What the exercise asks —
Go through the data below and return each line where the string "text" occurs.

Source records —
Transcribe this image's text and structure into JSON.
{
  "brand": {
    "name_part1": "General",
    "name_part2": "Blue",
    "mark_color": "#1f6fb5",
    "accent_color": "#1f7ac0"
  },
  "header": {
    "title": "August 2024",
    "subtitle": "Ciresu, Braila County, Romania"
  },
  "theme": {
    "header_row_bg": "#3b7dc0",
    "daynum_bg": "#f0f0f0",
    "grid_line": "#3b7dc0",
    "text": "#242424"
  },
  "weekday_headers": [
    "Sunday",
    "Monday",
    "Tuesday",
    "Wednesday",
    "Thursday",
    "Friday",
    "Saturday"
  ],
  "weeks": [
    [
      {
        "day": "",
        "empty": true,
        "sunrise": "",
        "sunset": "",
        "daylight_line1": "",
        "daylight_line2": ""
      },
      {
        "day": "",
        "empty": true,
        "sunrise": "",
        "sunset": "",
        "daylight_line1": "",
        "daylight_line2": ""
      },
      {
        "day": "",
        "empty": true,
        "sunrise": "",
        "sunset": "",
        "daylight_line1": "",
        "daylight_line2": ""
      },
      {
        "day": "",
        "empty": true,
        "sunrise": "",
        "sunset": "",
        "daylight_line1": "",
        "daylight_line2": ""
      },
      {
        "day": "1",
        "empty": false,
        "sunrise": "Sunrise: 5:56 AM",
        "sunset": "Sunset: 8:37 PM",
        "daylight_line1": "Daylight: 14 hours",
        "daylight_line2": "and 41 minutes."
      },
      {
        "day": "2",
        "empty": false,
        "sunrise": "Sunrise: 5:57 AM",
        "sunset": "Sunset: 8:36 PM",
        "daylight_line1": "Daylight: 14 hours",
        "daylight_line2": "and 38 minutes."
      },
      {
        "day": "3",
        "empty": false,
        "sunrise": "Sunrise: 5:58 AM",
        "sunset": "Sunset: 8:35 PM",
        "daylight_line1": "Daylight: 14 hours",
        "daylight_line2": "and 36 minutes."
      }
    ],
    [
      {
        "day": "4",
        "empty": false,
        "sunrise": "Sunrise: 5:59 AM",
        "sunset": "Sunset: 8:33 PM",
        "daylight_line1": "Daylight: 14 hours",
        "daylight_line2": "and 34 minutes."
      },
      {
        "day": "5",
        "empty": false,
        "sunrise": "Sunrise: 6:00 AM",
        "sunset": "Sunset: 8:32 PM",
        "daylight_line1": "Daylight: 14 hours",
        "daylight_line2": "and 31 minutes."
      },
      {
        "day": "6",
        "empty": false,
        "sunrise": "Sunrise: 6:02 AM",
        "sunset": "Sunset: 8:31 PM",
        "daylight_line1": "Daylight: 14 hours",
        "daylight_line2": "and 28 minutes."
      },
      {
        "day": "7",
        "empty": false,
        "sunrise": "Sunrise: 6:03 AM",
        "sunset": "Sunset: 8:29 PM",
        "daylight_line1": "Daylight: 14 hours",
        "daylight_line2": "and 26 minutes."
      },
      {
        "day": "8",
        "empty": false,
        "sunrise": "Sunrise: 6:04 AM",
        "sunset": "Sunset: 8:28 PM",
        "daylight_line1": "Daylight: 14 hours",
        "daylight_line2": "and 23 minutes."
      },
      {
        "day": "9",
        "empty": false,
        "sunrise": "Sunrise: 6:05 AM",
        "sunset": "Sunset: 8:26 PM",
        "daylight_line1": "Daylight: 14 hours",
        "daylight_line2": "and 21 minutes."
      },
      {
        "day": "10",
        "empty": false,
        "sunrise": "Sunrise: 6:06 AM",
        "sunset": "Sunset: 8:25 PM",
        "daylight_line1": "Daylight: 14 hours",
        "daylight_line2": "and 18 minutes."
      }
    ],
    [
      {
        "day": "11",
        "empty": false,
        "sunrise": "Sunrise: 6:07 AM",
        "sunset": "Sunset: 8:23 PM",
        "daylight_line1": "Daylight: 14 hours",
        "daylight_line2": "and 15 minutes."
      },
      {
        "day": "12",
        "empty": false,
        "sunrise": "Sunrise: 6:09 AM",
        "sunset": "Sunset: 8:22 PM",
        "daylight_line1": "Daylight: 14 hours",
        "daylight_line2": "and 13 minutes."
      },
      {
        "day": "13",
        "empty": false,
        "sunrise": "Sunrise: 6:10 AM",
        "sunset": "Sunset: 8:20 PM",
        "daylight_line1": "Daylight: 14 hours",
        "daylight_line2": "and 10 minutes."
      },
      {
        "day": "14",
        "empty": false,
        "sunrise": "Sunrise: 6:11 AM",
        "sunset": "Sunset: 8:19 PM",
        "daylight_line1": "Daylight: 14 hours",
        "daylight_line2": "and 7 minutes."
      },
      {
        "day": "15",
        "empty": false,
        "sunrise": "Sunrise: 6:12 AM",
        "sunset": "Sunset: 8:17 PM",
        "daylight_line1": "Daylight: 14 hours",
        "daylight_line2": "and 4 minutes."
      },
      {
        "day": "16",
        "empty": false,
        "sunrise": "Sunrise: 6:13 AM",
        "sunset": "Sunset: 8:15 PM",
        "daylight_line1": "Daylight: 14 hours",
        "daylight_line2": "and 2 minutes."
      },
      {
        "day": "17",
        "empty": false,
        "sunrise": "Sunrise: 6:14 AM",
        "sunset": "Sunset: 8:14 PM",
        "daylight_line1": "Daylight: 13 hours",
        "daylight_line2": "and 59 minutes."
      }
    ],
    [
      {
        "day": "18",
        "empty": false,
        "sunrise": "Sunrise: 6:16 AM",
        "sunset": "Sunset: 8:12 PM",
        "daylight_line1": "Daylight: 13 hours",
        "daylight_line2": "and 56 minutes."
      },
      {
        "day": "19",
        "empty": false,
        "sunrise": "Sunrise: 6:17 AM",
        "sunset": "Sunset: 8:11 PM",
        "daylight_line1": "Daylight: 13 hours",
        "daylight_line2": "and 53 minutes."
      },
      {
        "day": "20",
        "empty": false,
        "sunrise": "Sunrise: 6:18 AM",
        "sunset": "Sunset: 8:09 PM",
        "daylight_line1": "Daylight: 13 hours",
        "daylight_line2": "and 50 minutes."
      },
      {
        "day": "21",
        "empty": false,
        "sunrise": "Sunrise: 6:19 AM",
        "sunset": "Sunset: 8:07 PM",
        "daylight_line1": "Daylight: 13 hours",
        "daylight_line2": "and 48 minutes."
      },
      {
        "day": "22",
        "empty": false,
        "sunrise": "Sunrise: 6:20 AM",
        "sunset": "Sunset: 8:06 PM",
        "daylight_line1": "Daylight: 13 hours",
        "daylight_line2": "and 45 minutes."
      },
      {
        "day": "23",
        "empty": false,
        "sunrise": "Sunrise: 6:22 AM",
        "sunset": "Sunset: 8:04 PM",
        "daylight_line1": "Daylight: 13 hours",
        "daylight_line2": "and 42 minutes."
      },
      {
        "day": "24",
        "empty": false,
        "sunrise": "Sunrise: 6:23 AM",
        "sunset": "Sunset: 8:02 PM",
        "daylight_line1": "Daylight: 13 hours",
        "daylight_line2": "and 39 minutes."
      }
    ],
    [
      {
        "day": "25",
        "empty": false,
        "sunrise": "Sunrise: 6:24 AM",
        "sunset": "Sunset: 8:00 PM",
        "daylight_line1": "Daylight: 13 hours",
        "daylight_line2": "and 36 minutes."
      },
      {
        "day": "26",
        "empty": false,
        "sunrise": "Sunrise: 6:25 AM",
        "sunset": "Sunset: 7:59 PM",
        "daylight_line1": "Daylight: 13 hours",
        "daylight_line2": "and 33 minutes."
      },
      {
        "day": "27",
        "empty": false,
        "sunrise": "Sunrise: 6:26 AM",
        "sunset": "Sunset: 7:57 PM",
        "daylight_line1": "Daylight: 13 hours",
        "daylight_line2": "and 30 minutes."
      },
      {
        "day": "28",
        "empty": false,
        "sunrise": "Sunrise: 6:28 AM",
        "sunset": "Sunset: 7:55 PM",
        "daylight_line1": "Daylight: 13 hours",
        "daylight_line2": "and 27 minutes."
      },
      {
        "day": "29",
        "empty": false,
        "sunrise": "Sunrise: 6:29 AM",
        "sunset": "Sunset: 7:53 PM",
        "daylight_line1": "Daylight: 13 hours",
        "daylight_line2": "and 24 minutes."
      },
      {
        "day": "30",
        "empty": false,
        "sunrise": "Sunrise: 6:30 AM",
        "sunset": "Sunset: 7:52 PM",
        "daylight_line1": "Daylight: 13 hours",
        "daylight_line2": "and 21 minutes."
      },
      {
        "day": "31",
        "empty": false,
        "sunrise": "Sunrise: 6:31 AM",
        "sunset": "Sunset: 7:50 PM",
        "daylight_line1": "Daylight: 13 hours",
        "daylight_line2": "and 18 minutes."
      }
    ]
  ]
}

Exercise result —
Transcribe this image's text and structure into JSON.
    "text": "#242424"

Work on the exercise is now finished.